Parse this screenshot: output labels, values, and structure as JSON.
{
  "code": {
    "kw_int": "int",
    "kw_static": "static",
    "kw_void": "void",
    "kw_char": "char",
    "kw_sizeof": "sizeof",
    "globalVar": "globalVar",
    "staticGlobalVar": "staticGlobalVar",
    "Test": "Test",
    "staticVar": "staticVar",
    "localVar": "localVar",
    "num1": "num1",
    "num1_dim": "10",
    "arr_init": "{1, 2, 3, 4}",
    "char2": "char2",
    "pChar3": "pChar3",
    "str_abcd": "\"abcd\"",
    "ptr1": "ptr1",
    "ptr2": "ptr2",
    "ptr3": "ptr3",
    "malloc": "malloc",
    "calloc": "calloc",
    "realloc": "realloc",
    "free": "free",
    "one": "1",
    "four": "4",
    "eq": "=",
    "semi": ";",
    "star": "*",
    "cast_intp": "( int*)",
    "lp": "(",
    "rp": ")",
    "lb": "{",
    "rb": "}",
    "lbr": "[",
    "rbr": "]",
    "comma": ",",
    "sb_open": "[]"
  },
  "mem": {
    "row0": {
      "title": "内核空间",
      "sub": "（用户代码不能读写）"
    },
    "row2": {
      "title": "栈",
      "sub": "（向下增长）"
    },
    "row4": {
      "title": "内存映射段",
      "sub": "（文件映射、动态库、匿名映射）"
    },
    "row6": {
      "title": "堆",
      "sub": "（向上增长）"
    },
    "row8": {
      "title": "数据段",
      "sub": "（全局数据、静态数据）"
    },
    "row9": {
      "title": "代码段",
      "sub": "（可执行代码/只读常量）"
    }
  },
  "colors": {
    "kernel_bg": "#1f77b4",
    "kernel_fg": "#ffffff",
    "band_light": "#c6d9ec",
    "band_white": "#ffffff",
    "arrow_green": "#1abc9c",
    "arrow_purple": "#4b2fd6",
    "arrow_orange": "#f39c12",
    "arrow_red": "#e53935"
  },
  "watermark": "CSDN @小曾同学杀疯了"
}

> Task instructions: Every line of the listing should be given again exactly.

> Problem solution:
Parse this screenshot: output labels, values, and structure as JSON.
{
  "code": {
    "kw_int": "int",
    "kw_static": "static",
    "kw_void": "void",
    "kw_char": "char",
    "kw_sizeof": "sizeof",
    "globalVar": "globalVar",
    "staticGlobalVar": "staticGlobalVar",
    "Test": "Test",
    "staticVar": "staticVar",
    "localVar": "localVar",
    "num1": "num1",
    "num1_dim": "10",
    "arr_init": "{1, 2, 3, 4}",
    "char2": "char2",
    "pChar3": "pChar3",
    "str_abcd": "\"abcd\"",
    "ptr1": "ptr1",
    "ptr2": "ptr2",
    "ptr3": "ptr3",
    "malloc": "malloc",
    "calloc": "calloc",
    "realloc": "realloc",
    "free": "free",
    "one": "1",
    "four": "4",
    "eq": "=",
    "semi": ";",
    "star": "*",
    "cast_intp": "( int*)",
    "lp": "(",
    "rp": ")",
    "lb": "{",
    "rb": "}",
    "lbr": "[",
    "rbr": "]",
    "comma": ",",
    "sb_open": "[]"
  },
  "mem": {
    "row0": {
      "title": "内核空间",
      "sub": "（用户代码不能读写）"
    },
    "row2": {
      "title": "栈",
      "sub": "（向下增长）"
    },
    "row4": {
      "title": "内存映射段",
      "sub": "（文件映射、动态库、匿名映射）"
    },
    "row6": {
      "title": "堆",
      "sub": "（向上增长）"
    },
    "row8": {
      "title": "数据段",
      "sub": "（全局数据、静态数据）"
    },
    "row9": {
      "title": "代码段",
      "sub": "（可执行代码/只读常量）"
    }
  },
  "colors": {
    "kernel_bg": "#1f77b4",
    "kernel_fg": "#ffffff",
    "band_light": "#c6d9ec",
    "band_white": "#ffffff",
    "arrow_green": "#1abc9c",
    "arrow_purple": "#4b2fd6",
    "arrow_orange": "#f39c12",
    "arrow_red": "#e53935"
  },
  "watermark": "CSDN @小曾同学杀疯了"
}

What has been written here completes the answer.